In 1972, photographer Brian Astbury founded The Space in Cape Town, widely regarded as South Africa’s first alternative anti-Apartheid theatre venue. Like TRC, The Space ran on a shoestring, and was kept alive by the spirit of volunteerism. It bore witness to the atrocities of the era and attracted a number of artists who later became household names, such as Athol Fugard, John Kani and Pieter-Dirk Uys. Many of them were interviewed in the feature-length documentary The Space – Theatre of Survival which was released in 2019. Astbury died in March 2020.
Sifiso Ntuli, who now runs Roving Bantu Kitchen & Treks in Brixton, has been running cultural hotspots like ‘Nuff Said Kollective and Dark City Jive for over 25 years. Ntuli isn’t doing it for the money – although he has to eat – for him, it’s more about energising people who are jaded. “I’ve always been moved by the concept of bringing people together, because together, we can create things. So you create a space, or a movement … what W.E.B. Du Bois called ‘temples of African freedom and friendship’. But your objective must be clear … and you must have belief.”
Art has a duty to correct all the wrongs that have been heaped on the African table, says Ntuli. “How do we create community in a society that Apartheid broke apart? You have to lead by example, you have to create trust; our society is full of distrust. Biko said material want is bad enough, but coupled with spiritual poverty, it kills; we are so spiritually impoverished here … and there is so much desperation. Apartheid created that: we were like rats … there was distrust during the struggle, there was betrayal. And it’s still a fight for who is ‘in’ [who has access to state money], and who is ‘out’.
“The ANC is creating spaces, but without consultation, which is why they get trashed. Governments can never create people’s spaces.”
After reading Emma Warren’s book, I started to wonder: how many South African artists have been forced to create without the benefit of cultural spaces? How many musicians have had their rehearsal rooms closed because of noise complaints? What sort of art would we be producing if there were such spaces provided?

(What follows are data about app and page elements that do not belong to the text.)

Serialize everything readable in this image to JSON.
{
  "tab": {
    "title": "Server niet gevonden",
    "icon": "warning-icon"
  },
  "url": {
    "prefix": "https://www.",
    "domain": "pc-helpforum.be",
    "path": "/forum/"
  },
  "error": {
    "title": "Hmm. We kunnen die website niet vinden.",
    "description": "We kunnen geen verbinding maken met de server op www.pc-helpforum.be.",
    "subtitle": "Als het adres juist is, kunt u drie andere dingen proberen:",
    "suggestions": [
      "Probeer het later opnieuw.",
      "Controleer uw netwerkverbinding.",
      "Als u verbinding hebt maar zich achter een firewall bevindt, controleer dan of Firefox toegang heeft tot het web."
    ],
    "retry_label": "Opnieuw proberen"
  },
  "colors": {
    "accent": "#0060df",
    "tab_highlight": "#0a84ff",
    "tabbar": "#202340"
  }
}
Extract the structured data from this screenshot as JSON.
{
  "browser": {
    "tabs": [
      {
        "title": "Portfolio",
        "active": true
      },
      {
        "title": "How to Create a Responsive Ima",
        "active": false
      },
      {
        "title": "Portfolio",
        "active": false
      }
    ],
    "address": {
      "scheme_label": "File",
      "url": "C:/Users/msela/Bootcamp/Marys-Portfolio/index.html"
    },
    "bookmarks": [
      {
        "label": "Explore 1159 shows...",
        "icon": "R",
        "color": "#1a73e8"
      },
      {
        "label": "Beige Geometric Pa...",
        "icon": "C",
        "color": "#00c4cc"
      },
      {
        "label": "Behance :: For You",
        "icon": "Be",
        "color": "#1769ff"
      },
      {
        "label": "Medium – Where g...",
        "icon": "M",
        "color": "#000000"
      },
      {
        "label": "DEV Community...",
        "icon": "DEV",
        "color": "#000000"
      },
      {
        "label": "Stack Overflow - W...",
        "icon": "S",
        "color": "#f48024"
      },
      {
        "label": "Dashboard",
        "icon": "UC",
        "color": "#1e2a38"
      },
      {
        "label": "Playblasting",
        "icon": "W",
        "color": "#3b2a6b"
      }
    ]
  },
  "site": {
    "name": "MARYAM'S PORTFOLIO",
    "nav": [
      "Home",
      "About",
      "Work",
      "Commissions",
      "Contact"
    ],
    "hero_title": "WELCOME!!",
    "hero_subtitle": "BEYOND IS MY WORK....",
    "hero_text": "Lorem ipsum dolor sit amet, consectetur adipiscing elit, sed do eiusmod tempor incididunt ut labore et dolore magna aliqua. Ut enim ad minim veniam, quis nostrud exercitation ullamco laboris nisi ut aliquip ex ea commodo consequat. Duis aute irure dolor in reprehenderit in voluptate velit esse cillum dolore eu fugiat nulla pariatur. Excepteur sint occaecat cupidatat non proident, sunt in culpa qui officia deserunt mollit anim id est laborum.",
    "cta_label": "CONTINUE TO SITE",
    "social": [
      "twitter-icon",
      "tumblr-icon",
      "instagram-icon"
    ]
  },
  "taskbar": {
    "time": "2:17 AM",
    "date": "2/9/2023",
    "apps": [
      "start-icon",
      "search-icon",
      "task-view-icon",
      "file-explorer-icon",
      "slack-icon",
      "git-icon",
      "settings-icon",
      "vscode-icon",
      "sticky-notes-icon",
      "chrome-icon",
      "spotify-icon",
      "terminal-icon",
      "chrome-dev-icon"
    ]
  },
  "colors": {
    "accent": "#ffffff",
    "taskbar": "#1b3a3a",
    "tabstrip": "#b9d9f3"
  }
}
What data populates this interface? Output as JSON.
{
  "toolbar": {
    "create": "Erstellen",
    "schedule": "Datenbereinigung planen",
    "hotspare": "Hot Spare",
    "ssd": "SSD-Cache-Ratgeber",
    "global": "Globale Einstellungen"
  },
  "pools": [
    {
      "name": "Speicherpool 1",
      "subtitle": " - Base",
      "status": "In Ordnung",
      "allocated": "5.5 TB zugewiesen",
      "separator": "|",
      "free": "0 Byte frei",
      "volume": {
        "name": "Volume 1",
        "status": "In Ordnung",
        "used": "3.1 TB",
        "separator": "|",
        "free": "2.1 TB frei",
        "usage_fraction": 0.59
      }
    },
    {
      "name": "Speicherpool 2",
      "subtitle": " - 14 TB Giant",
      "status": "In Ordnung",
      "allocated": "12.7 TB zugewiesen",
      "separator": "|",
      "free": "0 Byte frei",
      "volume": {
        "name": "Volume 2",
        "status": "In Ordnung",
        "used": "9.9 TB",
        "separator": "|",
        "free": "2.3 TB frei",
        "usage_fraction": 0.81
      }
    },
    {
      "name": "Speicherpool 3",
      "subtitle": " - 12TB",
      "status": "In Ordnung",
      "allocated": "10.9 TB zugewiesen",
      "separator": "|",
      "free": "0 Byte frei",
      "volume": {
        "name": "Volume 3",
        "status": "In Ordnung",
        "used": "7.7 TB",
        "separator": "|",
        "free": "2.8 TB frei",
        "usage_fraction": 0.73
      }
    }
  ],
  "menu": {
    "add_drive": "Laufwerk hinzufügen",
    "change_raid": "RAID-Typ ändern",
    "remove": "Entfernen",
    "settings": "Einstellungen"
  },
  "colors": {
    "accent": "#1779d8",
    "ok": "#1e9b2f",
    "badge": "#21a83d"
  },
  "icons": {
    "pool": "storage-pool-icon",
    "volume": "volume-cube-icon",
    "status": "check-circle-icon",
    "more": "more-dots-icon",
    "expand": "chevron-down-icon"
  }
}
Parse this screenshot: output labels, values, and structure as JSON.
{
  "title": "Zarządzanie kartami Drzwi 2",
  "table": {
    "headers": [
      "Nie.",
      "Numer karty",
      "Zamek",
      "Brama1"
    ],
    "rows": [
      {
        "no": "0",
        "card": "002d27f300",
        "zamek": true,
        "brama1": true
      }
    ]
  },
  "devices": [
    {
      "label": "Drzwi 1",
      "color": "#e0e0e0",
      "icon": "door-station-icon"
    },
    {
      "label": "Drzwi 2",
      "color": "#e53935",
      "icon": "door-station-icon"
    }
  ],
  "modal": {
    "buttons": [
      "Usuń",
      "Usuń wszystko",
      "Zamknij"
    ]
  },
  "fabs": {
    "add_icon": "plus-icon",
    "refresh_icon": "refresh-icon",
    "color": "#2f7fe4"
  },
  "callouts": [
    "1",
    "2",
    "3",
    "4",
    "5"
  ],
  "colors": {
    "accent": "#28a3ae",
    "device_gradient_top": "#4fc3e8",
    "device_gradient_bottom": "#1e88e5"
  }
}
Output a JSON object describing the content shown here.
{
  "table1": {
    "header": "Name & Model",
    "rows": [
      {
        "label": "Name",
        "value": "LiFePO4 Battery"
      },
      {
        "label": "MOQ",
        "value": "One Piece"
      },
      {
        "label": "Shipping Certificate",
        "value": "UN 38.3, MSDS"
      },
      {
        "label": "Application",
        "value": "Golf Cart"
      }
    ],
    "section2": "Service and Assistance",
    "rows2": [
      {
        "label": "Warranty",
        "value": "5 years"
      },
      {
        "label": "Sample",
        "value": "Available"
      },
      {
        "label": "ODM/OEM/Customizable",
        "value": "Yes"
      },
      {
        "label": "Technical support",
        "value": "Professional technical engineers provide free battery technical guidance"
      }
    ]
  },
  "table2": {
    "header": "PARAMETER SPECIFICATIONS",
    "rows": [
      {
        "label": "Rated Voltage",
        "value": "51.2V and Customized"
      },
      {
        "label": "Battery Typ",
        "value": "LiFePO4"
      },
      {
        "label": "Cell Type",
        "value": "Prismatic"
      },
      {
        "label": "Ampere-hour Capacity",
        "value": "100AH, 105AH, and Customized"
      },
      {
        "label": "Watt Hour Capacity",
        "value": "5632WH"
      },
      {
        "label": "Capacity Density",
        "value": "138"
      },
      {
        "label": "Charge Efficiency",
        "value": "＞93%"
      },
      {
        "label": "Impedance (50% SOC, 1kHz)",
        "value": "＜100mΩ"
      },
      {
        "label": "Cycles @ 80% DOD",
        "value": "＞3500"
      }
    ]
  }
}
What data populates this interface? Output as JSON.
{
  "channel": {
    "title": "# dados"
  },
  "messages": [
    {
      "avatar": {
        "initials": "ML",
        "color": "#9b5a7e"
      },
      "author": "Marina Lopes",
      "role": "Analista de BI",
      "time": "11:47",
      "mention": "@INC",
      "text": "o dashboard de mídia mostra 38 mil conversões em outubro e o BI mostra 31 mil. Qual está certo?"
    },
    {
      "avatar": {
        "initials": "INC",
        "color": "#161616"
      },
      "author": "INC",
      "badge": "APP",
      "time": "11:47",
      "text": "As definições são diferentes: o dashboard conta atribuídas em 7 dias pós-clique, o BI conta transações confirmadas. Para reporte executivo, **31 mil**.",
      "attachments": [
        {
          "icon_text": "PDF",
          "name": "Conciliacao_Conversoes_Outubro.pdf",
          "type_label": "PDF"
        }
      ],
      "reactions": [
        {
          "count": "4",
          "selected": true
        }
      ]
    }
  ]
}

If some musical equipment was provided in these spaces, would it inevitably be stolen or trashed, as it was at the Zimology Institute?
Photos (from top to bottom): Barry McDonald, Petra Eujane, Rosie Reed Gold, Jordan Matkya, Barry McDonald